WHAT YOU WILL DO: Images aside, the whole listing should be written out word for word.

DATA SUPPLIED:
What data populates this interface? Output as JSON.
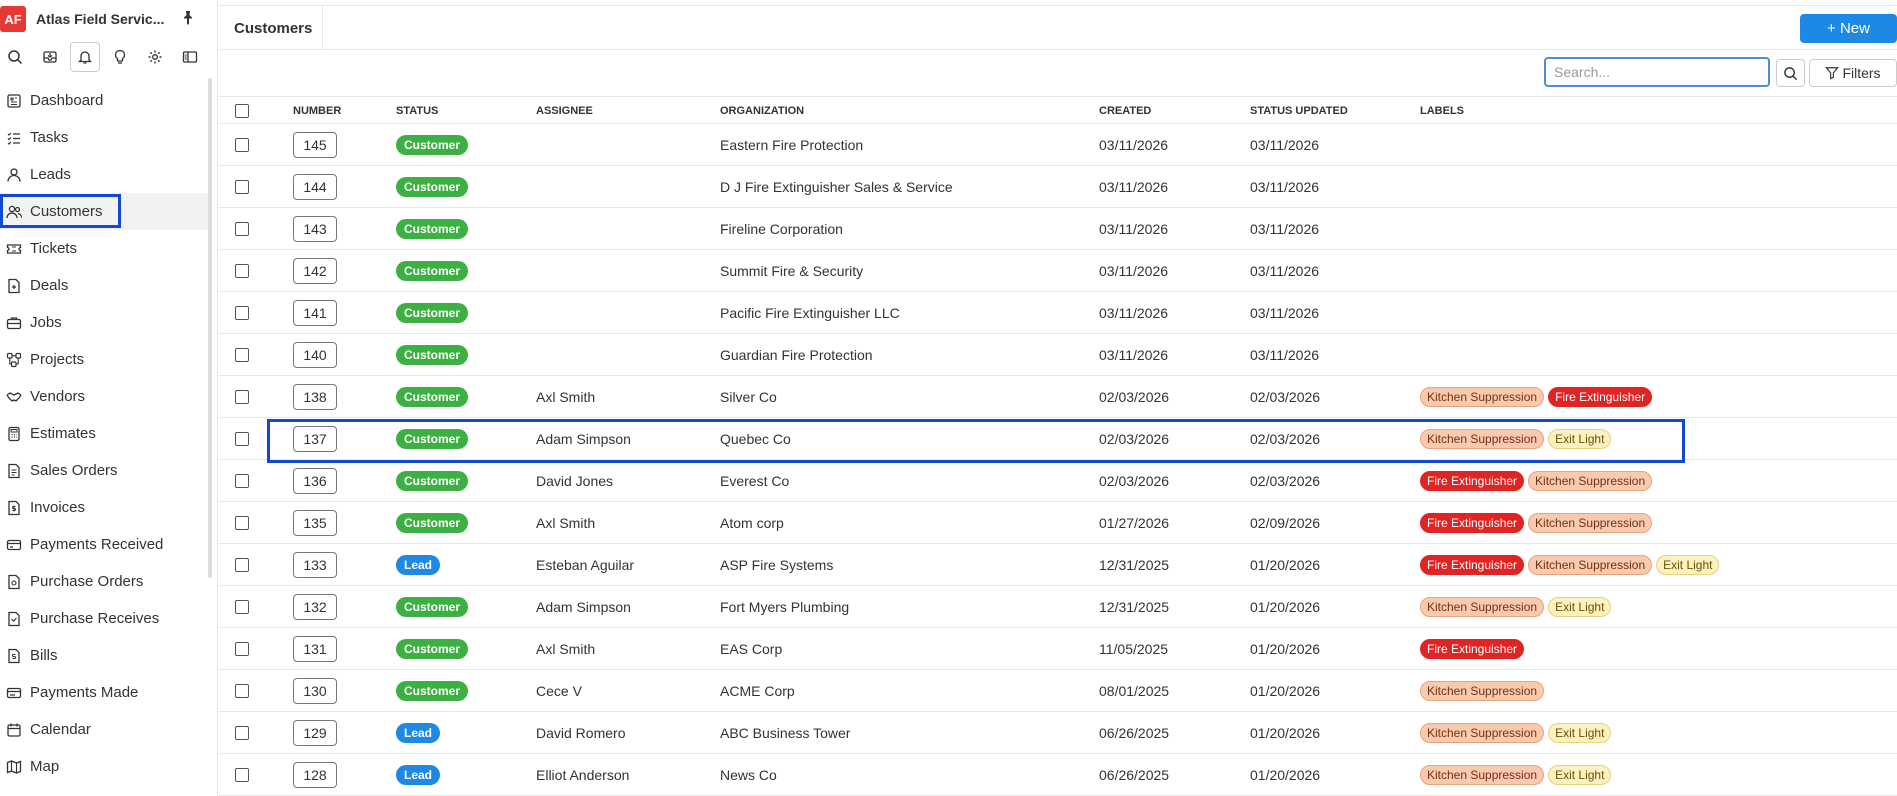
{
  "app": {
    "logo_text": "AF",
    "name": "Atlas Field Servic..."
  },
  "sidebar": {
    "tools": [
      "search-icon",
      "inbox-icon",
      "bell-icon",
      "bulb-icon",
      "gear-icon",
      "panel-icon"
    ],
    "items": [
      {
        "label": "Dashboard",
        "icon": "dashboard-icon"
      },
      {
        "label": "Tasks",
        "icon": "tasks-icon"
      },
      {
        "label": "Leads",
        "icon": "user-icon"
      },
      {
        "label": "Customers",
        "icon": "users-icon"
      },
      {
        "label": "Tickets",
        "icon": "ticket-icon"
      },
      {
        "label": "Deals",
        "icon": "deal-icon"
      },
      {
        "label": "Jobs",
        "icon": "briefcase-icon"
      },
      {
        "label": "Projects",
        "icon": "projects-icon"
      },
      {
        "label": "Vendors",
        "icon": "handshake-icon"
      },
      {
        "label": "Estimates",
        "icon": "calculator-icon"
      },
      {
        "label": "Sales Orders",
        "icon": "sales-order-icon"
      },
      {
        "label": "Invoices",
        "icon": "invoice-icon"
      },
      {
        "label": "Payments Received",
        "icon": "payment-icon"
      },
      {
        "label": "Purchase Orders",
        "icon": "purchase-order-icon"
      },
      {
        "label": "Purchase Receives",
        "icon": "receive-icon"
      },
      {
        "label": "Bills",
        "icon": "bill-icon"
      },
      {
        "label": "Payments Made",
        "icon": "payment-made-icon"
      },
      {
        "label": "Calendar",
        "icon": "calendar-icon"
      },
      {
        "label": "Map",
        "icon": "map-icon"
      }
    ]
  },
  "header": {
    "title": "Customers",
    "new_label": "+ New"
  },
  "toolbar": {
    "search_placeholder": "Search...",
    "filters_label": "Filters"
  },
  "table": {
    "columns": [
      "NUMBER",
      "STATUS",
      "ASSIGNEE",
      "ORGANIZATION",
      "CREATED",
      "STATUS UPDATED",
      "LABELS"
    ],
    "rows": [
      {
        "number": "145",
        "status": "Customer",
        "assignee": "",
        "organization": "Eastern Fire Protection",
        "created": "03/11/2026",
        "updated": "03/11/2026",
        "labels": []
      },
      {
        "number": "144",
        "status": "Customer",
        "assignee": "",
        "organization": "D J Fire Extinguisher Sales & Service",
        "created": "03/11/2026",
        "updated": "03/11/2026",
        "labels": []
      },
      {
        "number": "143",
        "status": "Customer",
        "assignee": "",
        "organization": "Fireline Corporation",
        "created": "03/11/2026",
        "updated": "03/11/2026",
        "labels": []
      },
      {
        "number": "142",
        "status": "Customer",
        "assignee": "",
        "organization": "Summit Fire & Security",
        "created": "03/11/2026",
        "updated": "03/11/2026",
        "labels": []
      },
      {
        "number": "141",
        "status": "Customer",
        "assignee": "",
        "organization": "Pacific Fire Extinguisher LLC",
        "created": "03/11/2026",
        "updated": "03/11/2026",
        "labels": []
      },
      {
        "number": "140",
        "status": "Customer",
        "assignee": "",
        "organization": "Guardian Fire Protection",
        "created": "03/11/2026",
        "updated": "03/11/2026",
        "labels": []
      },
      {
        "number": "138",
        "status": "Customer",
        "assignee": "Axl Smith",
        "organization": "Silver Co",
        "created": "02/03/2026",
        "updated": "02/03/2026",
        "labels": [
          "Kitchen Suppression",
          "Fire Extinguisher"
        ]
      },
      {
        "number": "137",
        "status": "Customer",
        "assignee": "Adam Simpson",
        "organization": "Quebec Co",
        "created": "02/03/2026",
        "updated": "02/03/2026",
        "labels": [
          "Kitchen Suppression",
          "Exit Light"
        ]
      },
      {
        "number": "136",
        "status": "Customer",
        "assignee": "David Jones",
        "organization": "Everest Co",
        "created": "02/03/2026",
        "updated": "02/03/2026",
        "labels": [
          "Fire Extinguisher",
          "Kitchen Suppression"
        ]
      },
      {
        "number": "135",
        "status": "Customer",
        "assignee": "Axl Smith",
        "organization": "Atom corp",
        "created": "01/27/2026",
        "updated": "02/09/2026",
        "labels": [
          "Fire Extinguisher",
          "Kitchen Suppression"
        ]
      },
      {
        "number": "133",
        "status": "Lead",
        "assignee": "Esteban Aguilar",
        "organization": "ASP Fire Systems",
        "created": "12/31/2025",
        "updated": "01/20/2026",
        "labels": [
          "Fire Extinguisher",
          "Kitchen Suppression",
          "Exit Light"
        ]
      },
      {
        "number": "132",
        "status": "Customer",
        "assignee": "Adam Simpson",
        "organization": "Fort Myers Plumbing",
        "created": "12/31/2025",
        "updated": "01/20/2026",
        "labels": [
          "Kitchen Suppression",
          "Exit Light"
        ]
      },
      {
        "number": "131",
        "status": "Customer",
        "assignee": "Axl Smith",
        "organization": "EAS Corp",
        "created": "11/05/2025",
        "updated": "01/20/2026",
        "labels": [
          "Fire Extinguisher"
        ]
      },
      {
        "number": "130",
        "status": "Customer",
        "assignee": "Cece V",
        "organization": "ACME Corp",
        "created": "08/01/2025",
        "updated": "01/20/2026",
        "labels": [
          "Kitchen Suppression"
        ]
      },
      {
        "number": "129",
        "status": "Lead",
        "assignee": "David Romero",
        "organization": "ABC Business Tower",
        "created": "06/26/2025",
        "updated": "01/20/2026",
        "labels": [
          "Kitchen Suppression",
          "Exit Light"
        ]
      },
      {
        "number": "128",
        "status": "Lead",
        "assignee": "Elliot Anderson",
        "organization": "News Co",
        "created": "06/26/2025",
        "updated": "01/20/2026",
        "labels": [
          "Kitchen Suppression",
          "Exit Light"
        ]
      }
    ]
  },
  "colors": {
    "status_customer": "#3cb043",
    "status_lead": "#1e88e5",
    "tag_kitchen_bg": "#f8cbb0",
    "tag_kitchen_text": "#7a2e0e",
    "tag_fire_bg": "#e02424",
    "tag_fire_text": "#ffffff",
    "tag_exit_bg": "#fdf1c2",
    "tag_exit_text": "#6b5200",
    "accent": "#1e88e5",
    "highlight": "#1249d3"
  }
}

SOLVED EXERCISE:
What data populates this interface? Output as JSON.
{
  "app": {
    "logo_text": "AF",
    "name": "Atlas Field Servic..."
  },
  "sidebar": {
    "tools": [
      "search-icon",
      "inbox-icon",
      "bell-icon",
      "bulb-icon",
      "gear-icon",
      "panel-icon"
    ],
    "items": [
      {
        "label": "Dashboard",
        "icon": "dashboard-icon"
      },
      {
        "label": "Tasks",
        "icon": "tasks-icon"
      },
      {
        "label": "Leads",
        "icon": "user-icon"
      },
      {
        "label": "Customers",
        "icon": "users-icon"
      },
      {
        "label": "Tickets",
        "icon": "ticket-icon"
      },
      {
        "label": "Deals",
        "icon": "deal-icon"
      },
      {
        "label": "Jobs",
        "icon": "briefcase-icon"
      },
      {
        "label": "Projects",
        "icon": "projects-icon"
      },
      {
        "label": "Vendors",
        "icon": "handshake-icon"
      },
      {
        "label": "Estimates",
        "icon": "calculator-icon"
      },
      {
        "label": "Sales Orders",
        "icon": "sales-order-icon"
      },
      {
        "label": "Invoices",
        "icon": "invoice-icon"
      },
      {
        "label": "Payments Received",
        "icon": "payment-icon"
      },
      {
        "label": "Purchase Orders",
        "icon": "purchase-order-icon"
      },
      {
        "label": "Purchase Receives",
        "icon": "receive-icon"
      },
      {
        "label": "Bills",
        "icon": "bill-icon"
      },
      {
        "label": "Payments Made",
        "icon": "payment-made-icon"
      },
      {
        "label": "Calendar",
        "icon": "calendar-icon"
      },
      {
        "label": "Map",
        "icon": "map-icon"
      }
    ]
  },
  "header": {
    "title": "Customers",
    "new_label": "+ New"
  },
  "toolbar": {
    "search_placeholder": "Search...",
    "filters_label": "Filters"
  },
  "table": {
    "columns": [
      "NUMBER",
      "STATUS",
      "ASSIGNEE",
      "ORGANIZATION",
      "CREATED",
      "STATUS UPDATED",
      "LABELS"
    ],
    "rows": [
      {
        "number": "145",
        "status": "Customer",
        "assignee": "",
        "organization": "Eastern Fire Protection",
        "created": "03/11/2026",
        "updated": "03/11/2026",
        "labels": []
      },
      {
        "number": "144",
        "status": "Customer",
        "assignee": "",
        "organization": "D J Fire Extinguisher Sales & Service",
        "created": "03/11/2026",
        "updated": "03/11/2026",
        "labels": []
      },
      {
        "number": "143",
        "status": "Customer",
        "assignee": "",
        "organization": "Fireline Corporation",
        "created": "03/11/2026",
        "updated": "03/11/2026",
        "labels": []
      },
      {
        "number": "142",
        "status": "Customer",
        "assignee": "",
        "organization": "Summit Fire & Security",
        "created": "03/11/2026",
        "updated": "03/11/2026",
        "labels": []
      },
      {
        "number": "141",
        "status": "Customer",
        "assignee": "",
        "organization": "Pacific Fire Extinguisher LLC",
        "created": "03/11/2026",
        "updated": "03/11/2026",
        "labels": []
      },
      {
        "number": "140",
        "status": "Customer",
        "assignee": "",
        "organization": "Guardian Fire Protection",
        "created": "03/11/2026",
        "updated": "03/11/2026",
        "labels": []
      },
      {
        "number": "138",
        "status": "Customer",
        "assignee": "Axl Smith",
        "organization": "Silver Co",
        "created": "02/03/2026",
        "updated": "02/03/2026",
        "labels": [
          "Kitchen Suppression",
          "Fire Extinguisher"
        ]
      },
      {
        "number": "137",
        "status": "Customer",
        "assignee": "Adam Simpson",
        "organization": "Quebec Co",
        "created": "02/03/2026",
        "updated": "02/03/2026",
        "labels": [
          "Kitchen Suppression",
          "Exit Light"
        ]
      },
      {
        "number": "136",
        "status": "Customer",
        "assignee": "David Jones",
        "organization": "Everest Co",
        "created": "02/03/2026",
        "updated": "02/03/2026",
        "labels": [
          "Fire Extinguisher",
          "Kitchen Suppression"
        ]
      },
      {
        "number": "135",
        "status": "Customer",
        "assignee": "Axl Smith",
        "organization": "Atom corp",
        "created": "01/27/2026",
        "updated": "02/09/2026",
        "labels": [
          "Fire Extinguisher",
          "Kitchen Suppression"
        ]
      },
      {
        "number": "133",
        "status": "Lead",
        "assignee": "Esteban Aguilar",
        "organization": "ASP Fire Systems",
        "created": "12/31/2025",
        "updated": "01/20/2026",
        "labels": [
          "Fire Extinguisher",
          "Kitchen Suppression",
          "Exit Light"
        ]
      },
      {
        "number": "132",
        "status": "Customer",
        "assignee": "Adam Simpson",
        "organization": "Fort Myers Plumbing",
        "created": "12/31/2025",
        "updated": "01/20/2026",
        "labels": [
          "Kitchen Suppression",
          "Exit Light"
        ]
      },
      {
        "number": "131",
        "status": "Customer",
        "assignee": "Axl Smith",
        "organization": "EAS Corp",
        "created": "11/05/2025",
        "updated": "01/20/2026",
        "labels": [
          "Fire Extinguisher"
        ]
      },
      {
        "number": "130",
        "status": "Customer",
        "assignee": "Cece V",
        "organization": "ACME Corp",
        "created": "08/01/2025",
        "updated": "01/20/2026",
        "labels": [
          "Kitchen Suppression"
        ]
      },
      {
        "number": "129",
        "status": "Lead",
        "assignee": "David Romero",
        "organization": "ABC Business Tower",
        "created": "06/26/2025",
        "updated": "01/20/2026",
        "labels": [
          "Kitchen Suppression",
          "Exit Light"
        ]
      },
      {
        "number": "128",
        "status": "Lead",
        "assignee": "Elliot Anderson",
        "organization": "News Co",
        "created": "06/26/2025",
        "updated": "01/20/2026",
        "labels": [
          "Kitchen Suppression",
          "Exit Light"
        ]
      }
    ]
  },
  "colors": {
    "status_customer": "#3cb043",
    "status_lead": "#1e88e5",
    "tag_kitchen_bg": "#f8cbb0",
    "tag_kitchen_text": "#7a2e0e",
    "tag_fire_bg": "#e02424",
    "tag_fire_text": "#ffffff",
    "tag_exit_bg": "#fdf1c2",
    "tag_exit_text": "#6b5200",
    "accent": "#1e88e5",
    "highlight": "#1249d3"
  }
}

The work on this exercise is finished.